PROBLEM STATEMENT:
Would you give the entries below again in full, exactly as they stand?

DATA SECTION:
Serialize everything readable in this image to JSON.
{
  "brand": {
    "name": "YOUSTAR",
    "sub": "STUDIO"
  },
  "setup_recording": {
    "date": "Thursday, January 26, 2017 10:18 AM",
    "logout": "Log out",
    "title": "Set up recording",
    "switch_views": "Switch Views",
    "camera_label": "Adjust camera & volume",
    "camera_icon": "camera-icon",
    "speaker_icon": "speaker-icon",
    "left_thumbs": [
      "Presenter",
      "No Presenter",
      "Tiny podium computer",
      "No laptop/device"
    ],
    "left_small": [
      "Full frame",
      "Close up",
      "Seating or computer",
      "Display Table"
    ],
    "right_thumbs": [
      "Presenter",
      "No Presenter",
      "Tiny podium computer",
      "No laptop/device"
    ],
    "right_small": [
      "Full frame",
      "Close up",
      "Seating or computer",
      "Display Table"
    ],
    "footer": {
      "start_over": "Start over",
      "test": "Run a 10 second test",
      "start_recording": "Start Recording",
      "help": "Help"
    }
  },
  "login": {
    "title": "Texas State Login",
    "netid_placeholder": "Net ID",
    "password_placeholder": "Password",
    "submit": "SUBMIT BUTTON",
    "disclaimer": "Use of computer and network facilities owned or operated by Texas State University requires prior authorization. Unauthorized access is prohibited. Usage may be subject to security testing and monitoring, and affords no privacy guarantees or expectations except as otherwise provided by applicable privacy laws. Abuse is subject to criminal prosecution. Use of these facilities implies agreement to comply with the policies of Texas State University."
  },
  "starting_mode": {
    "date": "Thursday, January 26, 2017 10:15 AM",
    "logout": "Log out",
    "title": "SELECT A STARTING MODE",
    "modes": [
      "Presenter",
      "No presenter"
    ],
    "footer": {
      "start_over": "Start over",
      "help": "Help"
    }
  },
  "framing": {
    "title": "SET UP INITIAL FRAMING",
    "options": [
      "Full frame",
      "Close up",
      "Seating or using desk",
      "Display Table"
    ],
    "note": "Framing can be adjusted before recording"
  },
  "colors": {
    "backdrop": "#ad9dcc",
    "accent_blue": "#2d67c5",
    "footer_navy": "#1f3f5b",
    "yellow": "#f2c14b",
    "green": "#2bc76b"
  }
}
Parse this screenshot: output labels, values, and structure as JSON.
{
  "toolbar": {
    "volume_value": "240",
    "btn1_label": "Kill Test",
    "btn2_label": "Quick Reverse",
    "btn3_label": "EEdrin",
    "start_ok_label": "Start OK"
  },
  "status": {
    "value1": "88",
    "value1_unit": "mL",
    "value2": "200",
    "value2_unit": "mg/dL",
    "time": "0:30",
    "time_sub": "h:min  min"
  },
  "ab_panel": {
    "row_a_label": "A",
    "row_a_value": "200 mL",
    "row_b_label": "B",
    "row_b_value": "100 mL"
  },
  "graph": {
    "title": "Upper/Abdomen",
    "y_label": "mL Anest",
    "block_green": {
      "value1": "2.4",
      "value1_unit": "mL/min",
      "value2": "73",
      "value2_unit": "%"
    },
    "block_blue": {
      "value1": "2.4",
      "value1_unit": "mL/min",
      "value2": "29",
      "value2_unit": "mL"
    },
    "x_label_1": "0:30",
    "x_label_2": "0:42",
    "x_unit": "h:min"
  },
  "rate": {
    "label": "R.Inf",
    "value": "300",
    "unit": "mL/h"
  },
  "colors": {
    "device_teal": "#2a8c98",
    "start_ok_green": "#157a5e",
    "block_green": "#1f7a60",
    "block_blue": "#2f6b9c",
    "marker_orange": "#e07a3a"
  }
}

EXERCISE SOLUTION:
Serialize everything readable in this image to JSON.
{
  "brand": {
    "name": "YOUSTAR",
    "sub": "STUDIO"
  },
  "setup_recording": {
    "date": "Thursday, January 26, 2017 10:18 AM",
    "logout": "Log out",
    "title": "Set up recording",
    "switch_views": "Switch Views",
    "camera_label": "Adjust camera & volume",
    "camera_icon": "camera-icon",
    "speaker_icon": "speaker-icon",
    "left_thumbs": [
      "Presenter",
      "No Presenter",
      "Tiny podium computer",
      "No laptop/device"
    ],
    "left_small": [
      "Full frame",
      "Close up",
      "Seating or computer",
      "Display Table"
    ],
    "right_thumbs": [
      "Presenter",
      "No Presenter",
      "Tiny podium computer",
      "No laptop/device"
    ],
    "right_small": [
      "Full frame",
      "Close up",
      "Seating or computer",
      "Display Table"
    ],
    "footer": {
      "start_over": "Start over",
      "test": "Run a 10 second test",
      "start_recording": "Start Recording",
      "help": "Help"
    }
  },
  "login": {
    "title": "Texas State Login",
    "netid_placeholder": "Net ID",
    "password_placeholder": "Password",
    "submit": "SUBMIT BUTTON",
    "disclaimer": "Use of computer and network facilities owned or operated by Texas State University requires prior authorization. Unauthorized access is prohibited. Usage may be subject to security testing and monitoring, and affords no privacy guarantees or expectations except as otherwise provided by applicable privacy laws. Abuse is subject to criminal prosecution. Use of these facilities implies agreement to comply with the policies of Texas State University."
  },
  "starting_mode": {
    "date": "Thursday, January 26, 2017 10:15 AM",
    "logout": "Log out",
    "title": "SELECT A STARTING MODE",
    "modes": [
      "Presenter",
      "No presenter"
    ],
    "footer": {
      "start_over": "Start over",
      "help": "Help"
    }
  },
  "framing": {
    "title": "SET UP INITIAL FRAMING",
    "options": [
      "Full frame",
      "Close up",
      "Seating or using desk",
      "Display Table"
    ],
    "note": "Framing can be adjusted before recording"
  },
  "colors": {
    "backdrop": "#ad9dcc",
    "accent_blue": "#2d67c5",
    "footer_navy": "#1f3f5b",
    "yellow": "#f2c14b",
    "green": "#2bc76b"
  }
}
Parse this screenshot: output labels, values, and structure as JSON.
{
  "toolbar": {
    "volume_value": "240",
    "btn1_label": "Kill Test",
    "btn2_label": "Quick Reverse",
    "btn3_label": "EEdrin",
    "start_ok_label": "Start OK"
  },
  "status": {
    "value1": "88",
    "value1_unit": "mL",
    "value2": "200",
    "value2_unit": "mg/dL",
    "time": "0:30",
    "time_sub": "h:min  min"
  },
  "ab_panel": {
    "row_a_label": "A",
    "row_a_value": "200 mL",
    "row_b_label": "B",
    "row_b_value": "100 mL"
  },
  "graph": {
    "title": "Upper/Abdomen",
    "y_label": "mL Anest",
    "block_green": {
      "value1": "2.4",
      "value1_unit": "mL/min",
      "value2": "73",
      "value2_unit": "%"
    },
    "block_blue": {
      "value1": "2.4",
      "value1_unit": "mL/min",
      "value2": "29",
      "value2_unit": "mL"
    },
    "x_label_1": "0:30",
    "x_label_2": "0:42",
    "x_unit": "h:min"
  },
  "rate": {
    "label": "R.Inf",
    "value": "300",
    "unit": "mL/h"
  },
  "colors": {
    "device_teal": "#2a8c98",
    "start_ok_green": "#157a5e",
    "block_green": "#1f7a60",
    "block_blue": "#2f6b9c",
    "marker_orange": "#e07a3a"
  }
}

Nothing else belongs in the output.